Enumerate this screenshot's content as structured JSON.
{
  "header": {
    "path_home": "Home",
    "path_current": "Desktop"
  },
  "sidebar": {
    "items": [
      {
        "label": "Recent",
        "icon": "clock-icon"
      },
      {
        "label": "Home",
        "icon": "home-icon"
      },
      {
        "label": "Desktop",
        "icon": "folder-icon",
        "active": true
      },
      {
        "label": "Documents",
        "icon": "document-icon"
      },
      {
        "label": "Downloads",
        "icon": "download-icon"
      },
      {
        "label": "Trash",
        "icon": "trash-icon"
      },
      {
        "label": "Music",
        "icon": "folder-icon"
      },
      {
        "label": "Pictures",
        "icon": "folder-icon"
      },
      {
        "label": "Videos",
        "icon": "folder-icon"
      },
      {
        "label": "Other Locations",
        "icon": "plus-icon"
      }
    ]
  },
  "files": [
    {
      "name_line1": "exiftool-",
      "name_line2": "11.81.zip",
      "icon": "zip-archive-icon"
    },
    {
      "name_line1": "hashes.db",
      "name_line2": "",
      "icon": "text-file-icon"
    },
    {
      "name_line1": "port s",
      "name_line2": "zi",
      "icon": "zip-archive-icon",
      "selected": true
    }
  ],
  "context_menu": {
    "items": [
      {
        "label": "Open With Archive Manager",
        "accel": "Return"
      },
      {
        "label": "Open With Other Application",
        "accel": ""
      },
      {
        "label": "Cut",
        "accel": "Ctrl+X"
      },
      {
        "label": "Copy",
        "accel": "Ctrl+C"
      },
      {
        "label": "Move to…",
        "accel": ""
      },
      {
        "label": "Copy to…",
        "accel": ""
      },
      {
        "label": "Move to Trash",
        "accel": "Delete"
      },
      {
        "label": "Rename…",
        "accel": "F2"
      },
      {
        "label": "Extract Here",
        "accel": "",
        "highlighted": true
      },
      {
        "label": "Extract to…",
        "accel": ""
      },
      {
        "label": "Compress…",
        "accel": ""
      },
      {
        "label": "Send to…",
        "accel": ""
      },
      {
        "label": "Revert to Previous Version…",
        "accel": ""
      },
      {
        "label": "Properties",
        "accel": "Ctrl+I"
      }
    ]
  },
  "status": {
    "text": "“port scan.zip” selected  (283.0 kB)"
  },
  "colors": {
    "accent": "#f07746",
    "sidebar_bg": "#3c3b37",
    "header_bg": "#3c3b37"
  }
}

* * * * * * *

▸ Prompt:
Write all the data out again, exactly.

▸ Solution for this exercise:
Enumerate this screenshot's content as structured JSON.
{
  "header": {
    "path_home": "Home",
    "path_current": "Desktop"
  },
  "sidebar": {
    "items": [
      {
        "label": "Recent",
        "icon": "clock-icon"
      },
      {
        "label": "Home",
        "icon": "home-icon"
      },
      {
        "label": "Desktop",
        "icon": "folder-icon",
        "active": true
      },
      {
        "label": "Documents",
        "icon": "document-icon"
      },
      {
        "label": "Downloads",
        "icon": "download-icon"
      },
      {
        "label": "Trash",
        "icon": "trash-icon"
      },
      {
        "label": "Music",
        "icon": "folder-icon"
      },
      {
        "label": "Pictures",
        "icon": "folder-icon"
      },
      {
        "label": "Videos",
        "icon": "folder-icon"
      },
      {
        "label": "Other Locations",
        "icon": "plus-icon"
      }
    ]
  },
  "files": [
    {
      "name_line1": "exiftool-",
      "name_line2": "11.81.zip",
      "icon": "zip-archive-icon"
    },
    {
      "name_line1": "hashes.db",
      "name_line2": "",
      "icon": "text-file-icon"
    },
    {
      "name_line1": "port s",
      "name_line2": "zi",
      "icon": "zip-archive-icon",
      "selected": true
    }
  ],
  "context_menu": {
    "items": [
      {
        "label": "Open With Archive Manager",
        "accel": "Return"
      },
      {
        "label": "Open With Other Application",
        "accel": ""
      },
      {
        "label": "Cut",
        "accel": "Ctrl+X"
      },
      {
        "label": "Copy",
        "accel": "Ctrl+C"
      },
      {
        "label": "Move to…",
        "accel": ""
      },
      {
        "label": "Copy to…",
        "accel": ""
      },
      {
        "label": "Move to Trash",
        "accel": "Delete"
      },
      {
        "label": "Rename…",
        "accel": "F2"
      },
      {
        "label": "Extract Here",
        "accel": "",
        "highlighted": true
      },
      {
        "label": "Extract to…",
        "accel": ""
      },
      {
        "label": "Compress…",
        "accel": ""
      },
      {
        "label": "Send to…",
        "accel": ""
      },
      {
        "label": "Revert to Previous Version…",
        "accel": ""
      },
      {
        "label": "Properties",
        "accel": "Ctrl+I"
      }
    ]
  },
  "status": {
    "text": "“port scan.zip” selected  (283.0 kB)"
  },
  "colors": {
    "accent": "#f07746",
    "sidebar_bg": "#3c3b37",
    "header_bg": "#3c3b37"
  }
}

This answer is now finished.